On November 9, Thandiswa Mazwai headlines the Hugh Masekela Heritage Festival at the Soweto Theatre Precinct. She will take to the stage with members of Bra Hugh’s band, which comprises Godfrey Mgcina (percussion), Johan Mthethwa (keyboards), Leeroy Sauls (drummer), Fana Zulu (bass), Cameron Ward (guitar), Sthembiso Bengu (flugelhorn) and Thami Mahlangu (tenor saxophone). She spoke to the Mail and Guardian about her memories of playing with the trumpeter and what fans can expect from her collaboration with his band.
The music lesson from Bra Hugh was to always stay authentic to my own experience.
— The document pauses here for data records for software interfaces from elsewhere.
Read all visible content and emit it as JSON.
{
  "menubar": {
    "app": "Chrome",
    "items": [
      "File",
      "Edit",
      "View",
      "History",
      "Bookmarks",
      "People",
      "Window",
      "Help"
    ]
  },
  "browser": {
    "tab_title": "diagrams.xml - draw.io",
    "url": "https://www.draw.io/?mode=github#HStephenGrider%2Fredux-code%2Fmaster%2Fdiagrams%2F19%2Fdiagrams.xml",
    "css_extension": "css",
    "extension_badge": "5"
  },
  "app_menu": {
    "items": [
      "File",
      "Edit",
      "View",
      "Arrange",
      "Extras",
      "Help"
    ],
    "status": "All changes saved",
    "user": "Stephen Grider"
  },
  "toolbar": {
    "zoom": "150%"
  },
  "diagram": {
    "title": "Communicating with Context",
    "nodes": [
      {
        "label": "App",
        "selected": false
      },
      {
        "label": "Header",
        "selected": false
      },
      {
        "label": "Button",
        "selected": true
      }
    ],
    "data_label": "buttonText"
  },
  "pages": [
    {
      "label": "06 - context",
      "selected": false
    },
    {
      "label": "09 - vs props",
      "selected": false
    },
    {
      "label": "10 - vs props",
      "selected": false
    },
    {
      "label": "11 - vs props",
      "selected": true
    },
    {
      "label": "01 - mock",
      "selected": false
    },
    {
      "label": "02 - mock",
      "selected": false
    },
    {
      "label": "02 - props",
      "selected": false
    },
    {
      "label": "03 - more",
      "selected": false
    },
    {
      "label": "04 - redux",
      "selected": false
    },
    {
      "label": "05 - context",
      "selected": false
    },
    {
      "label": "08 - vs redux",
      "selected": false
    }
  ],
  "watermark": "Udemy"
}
To make music that represented my story, my history, my people’s experience of the world.
What was the best part about collaborating with him?
Bra Hugh was very giving of his gift and talent. The best part of collaborating with him was the very idea of being in studio with the great Hugh Masekela.
What is your fave Bra Hugh song and why?
There are too many to mention. I have the entire Hugh Masekela discography. I have a favourite album and that’s Hugh Masekela – Introducing Hedzoleh Soundz.
Would you ever attempt any of it on stage?
I’m not afraid to attempt anything on stage! I’m very brave on stage which is the total antithesis of what I really am.
In what way does playing with his band remind you of him?
During rehearsals his band tries to act like him, talking to each other like he would. This makes me really miss him.
How do you feel out a new band, any tricks of putting them through their paces that they might not be aware of?
I play with new bands all the time because I’m big on trying out new things. The trick for me is to allow everyone’s creativity to enter the room and then we all grow from there. Playing music is fellowship and it’s one of the most sacred spaces I inhabit in my life. I have great respect and love for music and musicians.
Hypothetically, what would your Bra Hugh setlist be?
For this show we are playing a lot of fan favourites but if I get to do this a few more times I would like to explore a lot more of his folk music; stuff he learned from his first wife Mama Miriam Makeba.